JERUSALEM (Mar. 27)
Mordechai Vanunu was sentenced to 18 years in prison Sunday by a Jerusalem district court that found him guilty last Thursday of espionage and treason.
The panel of three judges who presided at the year-long trial of the former nuclear technician said their sentence took into account extenuating circumstances. These included the accused’s complete cooperation and the fact he had been held in solitary confinement before and during the trial, and will probably be subject to such treatment in the future.
Considering that each of the counts on which Vanunu was convicted carries a maximum penalty of life imprisonment, the sentence was considered lenient.
Vanunu, 34, who once worked at the Dimona nuclear facility and later left Israel and converted to the Anglican faith, was found guilty of providing a British newspaper, the Sunday Times of London, with information and photographs that seriously compromised Israel’s security.
The court rejected appeals by the defense to reduce the sentence because Vanunu acted out of ideological motivations, rather than financial gain. The judges replied that ideological motives do not sanctify criminality. They observed that, in fact, ideologically motivated criminals are more dangerous than others.

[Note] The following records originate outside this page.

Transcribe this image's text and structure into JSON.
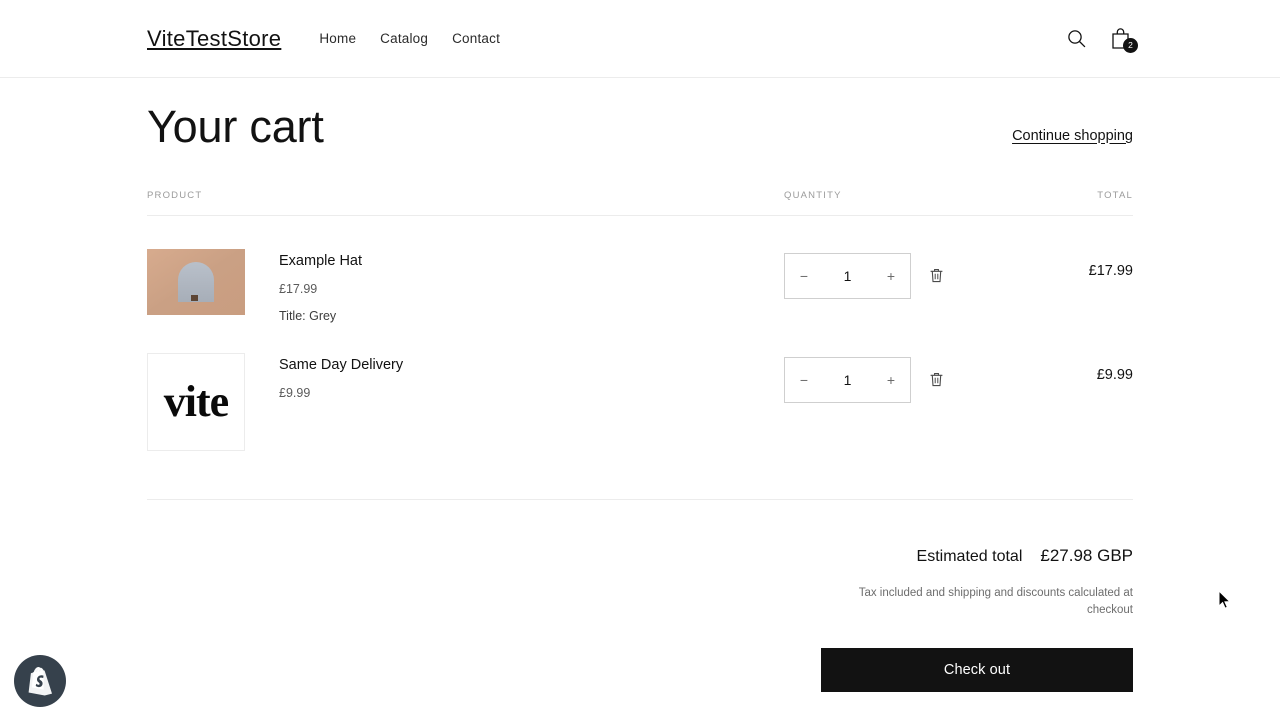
{
  "header": {
    "brand": "ViteTestStore",
    "nav": [
      {
        "label": "Home"
      },
      {
        "label": "Catalog"
      },
      {
        "label": "Contact"
      }
    ],
    "search_icon": "search-icon",
    "cart_icon": "shopping-bag-icon",
    "cart_count": "2"
  },
  "cart": {
    "title": "Your cart",
    "continue_shopping": "Continue shopping",
    "columns": {
      "product": "PRODUCT",
      "quantity": "QUANTITY",
      "total": "TOTAL"
    },
    "items": [
      {
        "title": "Example Hat",
        "price": "£17.99",
        "variant": "Title: Grey",
        "quantity": "1",
        "line_total": "£17.99",
        "decrease_label": "−",
        "increase_label": "+",
        "remove_icon": "trash-icon",
        "image_kind": "hat-photo"
      },
      {
        "title": "Same Day Delivery",
        "price": "£9.99",
        "variant": "",
        "quantity": "1",
        "line_total": "£9.99",
        "decrease_label": "−",
        "increase_label": "+",
        "remove_icon": "trash-icon",
        "image_kind": "vite-logo",
        "image_text": "vite"
      }
    ],
    "summary": {
      "estimated_total_label": "Estimated total",
      "estimated_total_value": "£27.98 GBP",
      "tax_note": "Tax included and shipping and discounts calculated at checkout",
      "checkout_label": "Check out"
    }
  },
  "shopify_badge": {
    "icon": "shopify-logo-icon"
  },
  "colors": {
    "text": "#121212",
    "muted": "#6d6d6d",
    "rule": "#ececec",
    "button_bg": "#121212",
    "badge_bg": "#36414c"
  }
}
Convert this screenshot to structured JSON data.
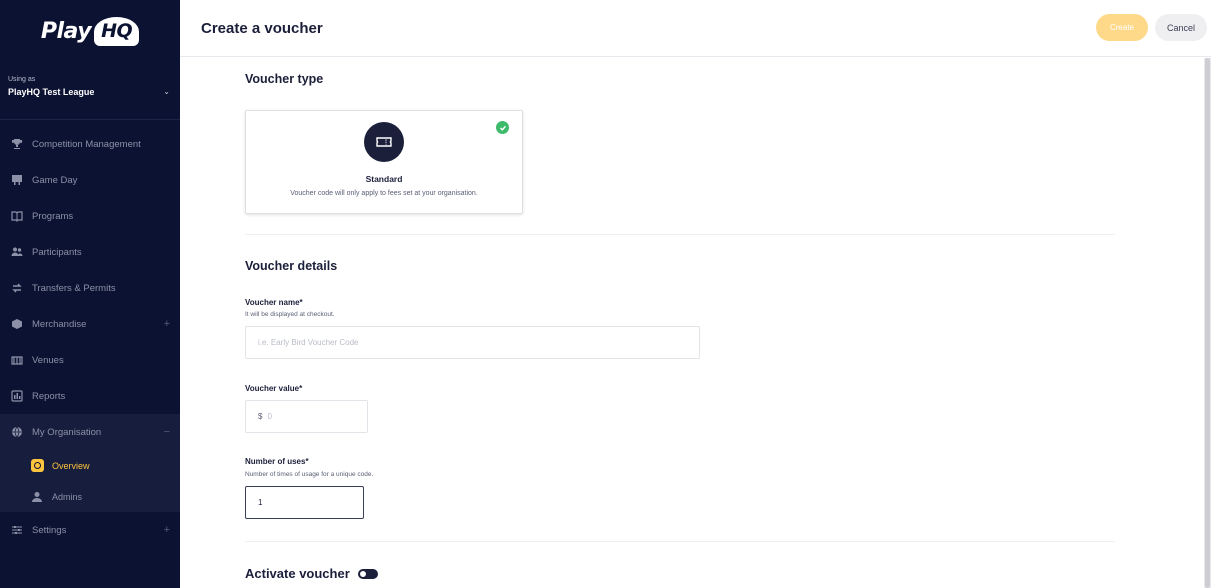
{
  "app": {
    "logo_text": "Play",
    "logo_hq": "HQ"
  },
  "sidebar": {
    "using_label": "Using as",
    "org_name": "PlayHQ Test League",
    "items": [
      {
        "label": "Competition Management",
        "icon": "trophy-icon"
      },
      {
        "label": "Game Day",
        "icon": "scoreboard-icon"
      },
      {
        "label": "Programs",
        "icon": "book-icon"
      },
      {
        "label": "Participants",
        "icon": "people-icon"
      },
      {
        "label": "Transfers & Permits",
        "icon": "transfer-icon"
      },
      {
        "label": "Merchandise",
        "icon": "merchandise-icon"
      },
      {
        "label": "Venues",
        "icon": "stadium-icon"
      },
      {
        "label": "Reports",
        "icon": "reports-icon"
      },
      {
        "label": "My Organisation",
        "icon": "globe-icon"
      }
    ],
    "sub_items": [
      {
        "label": "Overview",
        "icon": "overview-icon",
        "active": true
      },
      {
        "label": "Admins",
        "icon": "admin-icon",
        "active": false
      }
    ],
    "settings_label": "Settings",
    "plus": "+",
    "minus": "−"
  },
  "header": {
    "title": "Create a voucher",
    "create_label": "Create",
    "cancel_label": "Cancel"
  },
  "voucher_type": {
    "section_title": "Voucher type",
    "option_label": "Standard",
    "option_desc": "Voucher code will only apply to fees set at your organisation."
  },
  "voucher_details": {
    "section_title": "Voucher details",
    "name_label": "Voucher name*",
    "name_hint": "It will be displayed at checkout.",
    "name_placeholder": "i.e. Early Bird Voucher Code",
    "value_label": "Voucher value*",
    "value_prefix": "$",
    "value_placeholder": "0",
    "uses_label": "Number of uses*",
    "uses_hint": "Number of times of usage for a unique code.",
    "uses_value": "1",
    "activate_label": "Activate voucher"
  },
  "colors": {
    "sidebar_bg": "#0c1232",
    "accent": "#ffc43d",
    "check": "#3dbb6b"
  }
}
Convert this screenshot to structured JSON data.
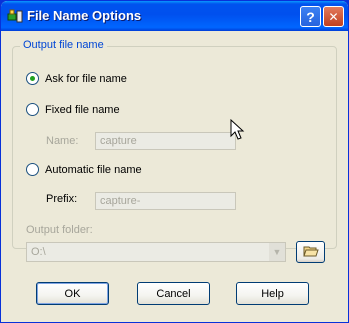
{
  "window": {
    "title": "File Name Options"
  },
  "titlebar": {
    "help_label": "?",
    "close_label": "✕"
  },
  "group": {
    "title": "Output file name"
  },
  "options": {
    "ask": {
      "label": "Ask for file name",
      "selected": true
    },
    "fixed": {
      "label": "Fixed file name",
      "selected": false
    },
    "automatic": {
      "label": "Automatic file name",
      "selected": false
    }
  },
  "fields": {
    "name": {
      "label": "Name:",
      "value": "capture"
    },
    "prefix": {
      "label": "Prefix:",
      "value": "capture-"
    }
  },
  "output_folder": {
    "label": "Output folder:",
    "value": "O:\\"
  },
  "buttons": {
    "ok": "OK",
    "cancel": "Cancel",
    "help": "Help"
  },
  "icons": {
    "app": "app-icon",
    "browse": "folder-open-icon",
    "dropdown": "chevron-down-icon",
    "cursor": "mouse-pointer-icon"
  }
}
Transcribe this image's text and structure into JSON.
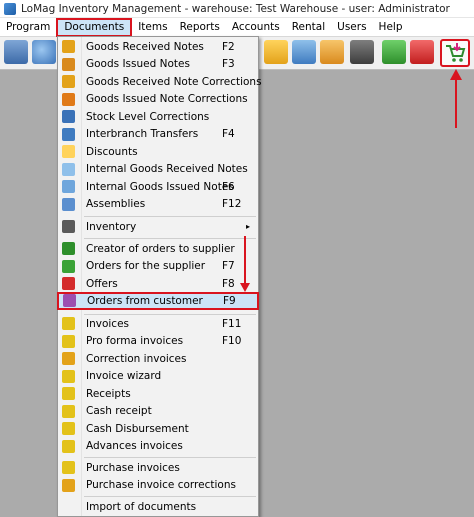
{
  "window": {
    "title": "LoMag Inventory Management - warehouse: Test Warehouse - user: Administrator"
  },
  "menubar": {
    "items": [
      "Program",
      "Documents",
      "Items",
      "Reports",
      "Accounts",
      "Rental",
      "Users",
      "Help"
    ]
  },
  "menu": {
    "items": [
      {
        "label": "Goods Received Notes",
        "shortcut": "F2"
      },
      {
        "label": "Goods Issued Notes",
        "shortcut": "F3"
      },
      {
        "label": "Goods Received Note Corrections",
        "shortcut": ""
      },
      {
        "label": "Goods Issued Note Corrections",
        "shortcut": ""
      },
      {
        "label": "Stock Level Corrections",
        "shortcut": ""
      },
      {
        "label": "Interbranch Transfers",
        "shortcut": "F4"
      },
      {
        "label": "Discounts",
        "shortcut": ""
      },
      {
        "label": "Internal Goods Received Notes",
        "shortcut": ""
      },
      {
        "label": "Internal Goods Issued Notes",
        "shortcut": "F6"
      },
      {
        "label": "Assemblies",
        "shortcut": "F12"
      },
      {
        "label": "Inventory",
        "shortcut": "",
        "submenu": "▸"
      },
      {
        "label": "Creator of orders to supplier",
        "shortcut": ""
      },
      {
        "label": "Orders for the supplier",
        "shortcut": "F7"
      },
      {
        "label": "Offers",
        "shortcut": "F8"
      },
      {
        "label": "Orders from customer",
        "shortcut": "F9"
      },
      {
        "label": "Invoices",
        "shortcut": "F11"
      },
      {
        "label": "Pro forma invoices",
        "shortcut": "F10"
      },
      {
        "label": "Correction invoices",
        "shortcut": ""
      },
      {
        "label": "Invoice wizard",
        "shortcut": ""
      },
      {
        "label": "Receipts",
        "shortcut": ""
      },
      {
        "label": "Cash receipt",
        "shortcut": ""
      },
      {
        "label": "Cash Disbursement",
        "shortcut": ""
      },
      {
        "label": "Advances invoices",
        "shortcut": ""
      },
      {
        "label": "Purchase invoices",
        "shortcut": ""
      },
      {
        "label": "Purchase invoice corrections",
        "shortcut": ""
      },
      {
        "label": "Import of documents",
        "shortcut": ""
      }
    ]
  },
  "colors": {
    "highlight": "#d9141f",
    "selection": "#cce4f7",
    "workspace": "#ababab"
  }
}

Vanunu’s sentence will be calculated from Oct. 7, 1986, when he was formally arrested. He was reported missing from London on Sept. 30, 1986. He claims he was lured to Rome, then drugged and kidnapped by Israeli agents who brought him to Israel against his will.